My friend is an athlete, a runner, a scaler of the sorts of steep things that require a helmet, harness, and spotter. The only thing I’d recently scaled was the privacy fence behind my house after having left my keys on the nightstand, where they are always kept so as not to be forgotten. My spotter had been the neighbors’ dachshund, yelping indecipherable dog-threats as I grunted and groaned atop the fence, straddling its vertical wooden planks that, ever so slightly, swayed with the wind. A half hour into our hike, I was covered in sweat, cooking beneath my long johns, jeans, layers of shirts, and winter coat; I was out of breath, panting and wheezing, embarrassed of myself. I begged the turkey chili to please, please, please stay down in my stomach. Eventually, my friend and I stopped at a picnic table, upon which I leaned heavily, my legs shaking, my throat warm and scratchy — a hot metallic tube through which, had we walked any further, a fountain of stewed turkey chili would certainly have erupted. I told my friend that we needed to walk slower; I’m sorry. My friend graciously agreed.

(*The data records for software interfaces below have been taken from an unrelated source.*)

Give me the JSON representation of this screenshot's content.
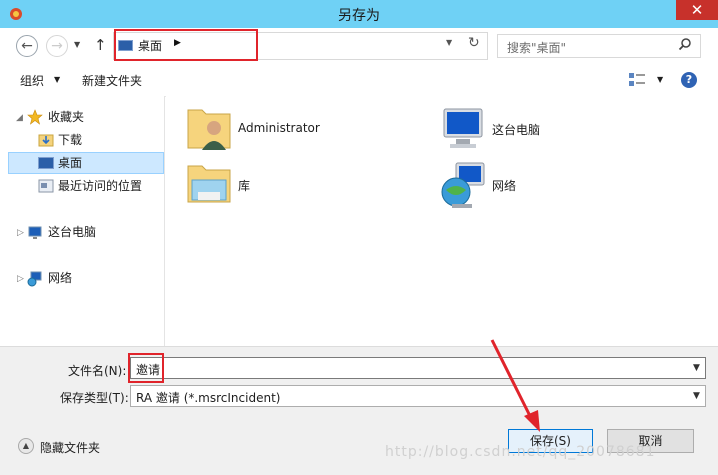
{
  "window": {
    "title": "另存为",
    "close_label": "✕"
  },
  "address": {
    "location": "桌面",
    "separator": "▶"
  },
  "search": {
    "placeholder": "搜索\"桌面\""
  },
  "toolbar": {
    "organize_label": "组织",
    "new_folder_label": "新建文件夹"
  },
  "nav_tree": {
    "favorites": {
      "label": "收藏夹",
      "children": [
        "下载",
        "桌面",
        "最近访问的位置"
      ]
    },
    "this_pc": "这台电脑",
    "network": "网络"
  },
  "content": {
    "items": [
      "Administrator",
      "这台电脑",
      "库",
      "网络"
    ]
  },
  "bottom": {
    "filename_label": "文件名(N):",
    "filename_value": "邀请",
    "filetype_label": "保存类型(T):",
    "filetype_value": "RA 邀请 (*.msrcIncident)",
    "hide_folders_label": "隐藏文件夹",
    "save_label": "保存(S)",
    "cancel_label": "取消"
  },
  "watermark": "http://blog.csdn.net/qq_20078681",
  "colors": {
    "titlebar": "#6fd1f5",
    "close_button": "#c7312b",
    "highlight_box": "#e0242b",
    "selection": "#cde8ff",
    "primary_button_border": "#0078d7"
  }
}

Now I’m almost to 29th Street, which is where Hampden ends and Remington begins, where the occasional rogue grassy-ish lots fade into the concrete sprawl of the recycling center and train yard. I’m almost home. I take a sip of the coffee I’m carrying and its heat hits the exposed nerve of a rotten tooth, making me wince, making me declare “fuck, shit, damn!” to the world just as a pair of joggers pass by. My body is wrecked, I want to tell them, but it’s healing. Just you wait, I’ll be jogging alongside you in no time.

But they are long gone.

I now have quite a few athletic friends. People to whom, two or more years ago, I would have made snarky statements to make them feel bad for their healthy ways: “Do you jog in order to have an excuse to wear all that fucking hideous neon?” and “Do you run because you have daddy issues and you feel that doing so allows you to literally escape your psychological problems?” In fact, I probably did say such things to a few people. I’m sorry. I was so mean!

These days, I want to be fit too. And I outwardly admire my athletic friends, ask them for advice on what kind of running shoes to buy and where in Baltimore I should jog and not jog. And these athletic friends of mine who knew me two years ago, well, they at least seem to have forgiven me. Apparent in their proclivity to keeping themselves healthy, so was I, back then, in my perpetual state of miserly discontent.

I am a few meters from my house now. Soon, I’ll be in my office, reading, writing, typing away on my laptop. I’m suddenly in the mood to make a declaration. I want to tell all of my moving, shaking, jogging, dancing friends that, hey, I want to do those things with you. Please.